══ EXTRACTED DATA ══

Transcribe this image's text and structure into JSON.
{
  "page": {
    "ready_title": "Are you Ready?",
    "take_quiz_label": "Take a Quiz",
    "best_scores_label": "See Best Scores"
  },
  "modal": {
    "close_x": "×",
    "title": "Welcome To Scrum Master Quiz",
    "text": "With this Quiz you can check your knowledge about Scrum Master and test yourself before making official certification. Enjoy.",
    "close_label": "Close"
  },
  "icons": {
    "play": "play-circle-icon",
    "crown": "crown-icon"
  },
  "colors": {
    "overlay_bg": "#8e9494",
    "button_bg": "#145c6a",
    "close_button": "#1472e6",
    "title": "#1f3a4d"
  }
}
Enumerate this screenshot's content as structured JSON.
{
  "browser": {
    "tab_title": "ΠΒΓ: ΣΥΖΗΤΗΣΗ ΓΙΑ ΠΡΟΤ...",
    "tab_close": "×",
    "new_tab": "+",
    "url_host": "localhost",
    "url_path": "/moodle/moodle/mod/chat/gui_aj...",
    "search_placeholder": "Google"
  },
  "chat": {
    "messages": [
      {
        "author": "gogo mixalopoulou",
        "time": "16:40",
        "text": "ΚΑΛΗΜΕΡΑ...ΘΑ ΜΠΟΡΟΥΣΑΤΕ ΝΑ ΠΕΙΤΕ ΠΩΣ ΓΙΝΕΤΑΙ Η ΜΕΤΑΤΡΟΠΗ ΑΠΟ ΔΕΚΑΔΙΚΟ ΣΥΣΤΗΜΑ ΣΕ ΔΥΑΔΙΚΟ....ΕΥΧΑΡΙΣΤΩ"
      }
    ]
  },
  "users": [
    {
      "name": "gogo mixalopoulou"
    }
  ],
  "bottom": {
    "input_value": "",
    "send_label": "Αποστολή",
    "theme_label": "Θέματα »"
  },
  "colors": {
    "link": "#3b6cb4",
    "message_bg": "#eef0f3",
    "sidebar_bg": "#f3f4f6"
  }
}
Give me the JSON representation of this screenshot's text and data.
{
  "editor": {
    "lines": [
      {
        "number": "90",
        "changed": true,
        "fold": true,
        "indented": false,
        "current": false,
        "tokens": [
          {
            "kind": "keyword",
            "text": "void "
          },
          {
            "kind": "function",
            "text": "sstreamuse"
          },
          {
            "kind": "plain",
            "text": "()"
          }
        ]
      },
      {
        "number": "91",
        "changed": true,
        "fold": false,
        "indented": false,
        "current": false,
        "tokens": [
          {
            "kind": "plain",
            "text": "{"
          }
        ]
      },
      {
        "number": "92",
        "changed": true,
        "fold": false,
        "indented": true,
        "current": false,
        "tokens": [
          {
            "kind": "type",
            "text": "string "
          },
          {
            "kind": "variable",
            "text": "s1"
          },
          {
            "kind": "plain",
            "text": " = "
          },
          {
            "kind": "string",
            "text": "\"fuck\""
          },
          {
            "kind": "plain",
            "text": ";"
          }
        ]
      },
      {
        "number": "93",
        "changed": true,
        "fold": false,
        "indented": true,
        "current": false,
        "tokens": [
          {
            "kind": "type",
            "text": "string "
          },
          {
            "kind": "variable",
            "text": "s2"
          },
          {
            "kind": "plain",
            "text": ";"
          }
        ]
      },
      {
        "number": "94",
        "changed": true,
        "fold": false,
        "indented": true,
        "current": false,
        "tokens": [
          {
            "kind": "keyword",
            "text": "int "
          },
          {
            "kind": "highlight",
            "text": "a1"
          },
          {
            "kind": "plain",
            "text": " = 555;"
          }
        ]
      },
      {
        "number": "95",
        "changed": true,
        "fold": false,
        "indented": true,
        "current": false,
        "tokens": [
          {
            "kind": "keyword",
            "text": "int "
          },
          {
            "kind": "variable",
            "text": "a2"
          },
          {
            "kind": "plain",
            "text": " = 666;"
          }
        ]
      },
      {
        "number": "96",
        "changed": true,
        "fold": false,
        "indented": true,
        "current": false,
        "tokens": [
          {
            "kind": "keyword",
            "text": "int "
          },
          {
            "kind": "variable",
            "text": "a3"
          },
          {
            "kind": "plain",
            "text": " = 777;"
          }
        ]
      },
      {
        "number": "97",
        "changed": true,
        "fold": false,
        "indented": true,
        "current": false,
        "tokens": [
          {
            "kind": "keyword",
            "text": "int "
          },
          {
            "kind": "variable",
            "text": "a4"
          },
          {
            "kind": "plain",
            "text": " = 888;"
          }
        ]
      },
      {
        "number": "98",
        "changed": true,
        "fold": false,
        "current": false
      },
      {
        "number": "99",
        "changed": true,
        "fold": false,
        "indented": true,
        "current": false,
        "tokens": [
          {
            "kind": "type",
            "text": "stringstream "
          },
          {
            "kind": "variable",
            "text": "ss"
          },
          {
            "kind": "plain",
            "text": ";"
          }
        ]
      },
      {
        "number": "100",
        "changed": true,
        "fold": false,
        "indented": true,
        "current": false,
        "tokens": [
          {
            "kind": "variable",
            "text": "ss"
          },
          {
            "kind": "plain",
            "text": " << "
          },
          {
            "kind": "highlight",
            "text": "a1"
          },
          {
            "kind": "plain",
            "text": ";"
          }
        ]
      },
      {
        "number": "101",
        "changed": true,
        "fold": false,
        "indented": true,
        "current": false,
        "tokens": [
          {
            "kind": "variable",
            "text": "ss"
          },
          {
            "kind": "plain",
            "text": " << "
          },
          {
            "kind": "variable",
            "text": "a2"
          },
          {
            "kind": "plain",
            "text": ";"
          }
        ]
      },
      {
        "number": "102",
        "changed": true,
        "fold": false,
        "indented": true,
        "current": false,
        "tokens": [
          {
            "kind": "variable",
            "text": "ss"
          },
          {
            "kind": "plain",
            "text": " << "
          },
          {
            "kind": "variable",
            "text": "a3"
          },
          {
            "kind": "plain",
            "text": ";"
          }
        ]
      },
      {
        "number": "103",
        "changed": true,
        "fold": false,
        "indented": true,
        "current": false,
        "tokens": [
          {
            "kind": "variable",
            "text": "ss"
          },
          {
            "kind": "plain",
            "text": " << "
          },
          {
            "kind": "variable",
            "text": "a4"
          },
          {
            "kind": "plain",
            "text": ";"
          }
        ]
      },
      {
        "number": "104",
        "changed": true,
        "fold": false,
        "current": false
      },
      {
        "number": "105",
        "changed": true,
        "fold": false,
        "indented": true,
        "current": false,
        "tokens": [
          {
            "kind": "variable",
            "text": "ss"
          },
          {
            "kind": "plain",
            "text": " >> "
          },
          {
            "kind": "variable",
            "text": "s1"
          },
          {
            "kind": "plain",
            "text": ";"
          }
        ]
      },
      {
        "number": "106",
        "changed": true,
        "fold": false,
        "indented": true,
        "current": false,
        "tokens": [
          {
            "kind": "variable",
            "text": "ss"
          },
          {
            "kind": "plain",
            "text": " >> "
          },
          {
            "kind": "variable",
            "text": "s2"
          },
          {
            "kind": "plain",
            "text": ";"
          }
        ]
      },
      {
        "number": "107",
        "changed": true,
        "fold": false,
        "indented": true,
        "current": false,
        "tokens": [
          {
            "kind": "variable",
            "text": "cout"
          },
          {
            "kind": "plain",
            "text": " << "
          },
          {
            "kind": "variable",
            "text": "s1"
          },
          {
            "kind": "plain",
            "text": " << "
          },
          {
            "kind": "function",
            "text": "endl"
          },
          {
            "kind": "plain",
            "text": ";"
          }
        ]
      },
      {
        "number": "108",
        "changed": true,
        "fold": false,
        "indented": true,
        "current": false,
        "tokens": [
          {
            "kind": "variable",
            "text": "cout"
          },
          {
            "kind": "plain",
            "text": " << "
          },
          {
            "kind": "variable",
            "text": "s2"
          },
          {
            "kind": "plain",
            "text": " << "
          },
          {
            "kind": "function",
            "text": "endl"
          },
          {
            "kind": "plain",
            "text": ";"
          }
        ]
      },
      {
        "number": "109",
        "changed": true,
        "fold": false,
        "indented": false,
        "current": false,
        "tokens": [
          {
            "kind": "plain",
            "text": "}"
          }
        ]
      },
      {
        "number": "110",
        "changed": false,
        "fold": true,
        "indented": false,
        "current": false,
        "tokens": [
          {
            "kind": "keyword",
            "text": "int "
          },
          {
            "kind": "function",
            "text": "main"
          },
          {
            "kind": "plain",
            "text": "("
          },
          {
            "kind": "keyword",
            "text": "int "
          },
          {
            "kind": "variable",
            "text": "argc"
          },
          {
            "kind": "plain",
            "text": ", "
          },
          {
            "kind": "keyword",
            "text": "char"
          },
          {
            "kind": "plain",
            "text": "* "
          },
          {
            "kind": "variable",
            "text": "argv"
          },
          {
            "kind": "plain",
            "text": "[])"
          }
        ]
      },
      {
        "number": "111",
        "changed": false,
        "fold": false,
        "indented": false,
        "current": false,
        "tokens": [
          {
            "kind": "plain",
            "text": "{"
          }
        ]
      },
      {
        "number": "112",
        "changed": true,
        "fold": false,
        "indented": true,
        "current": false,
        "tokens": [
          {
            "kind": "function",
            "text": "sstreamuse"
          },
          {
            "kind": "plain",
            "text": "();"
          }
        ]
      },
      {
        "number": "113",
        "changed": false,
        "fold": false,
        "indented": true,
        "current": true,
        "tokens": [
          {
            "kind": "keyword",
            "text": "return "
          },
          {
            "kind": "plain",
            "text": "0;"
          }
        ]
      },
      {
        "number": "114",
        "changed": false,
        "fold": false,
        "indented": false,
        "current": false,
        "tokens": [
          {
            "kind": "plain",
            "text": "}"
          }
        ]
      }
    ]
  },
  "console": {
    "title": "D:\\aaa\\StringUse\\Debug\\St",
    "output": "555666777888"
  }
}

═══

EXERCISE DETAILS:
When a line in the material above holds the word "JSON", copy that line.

WRITTEN SOLUTION:
Transcribe this image's text and structure into JSON.
Enumerate this screenshot's content as structured JSON.
Give me the JSON representation of this screenshot's text and data.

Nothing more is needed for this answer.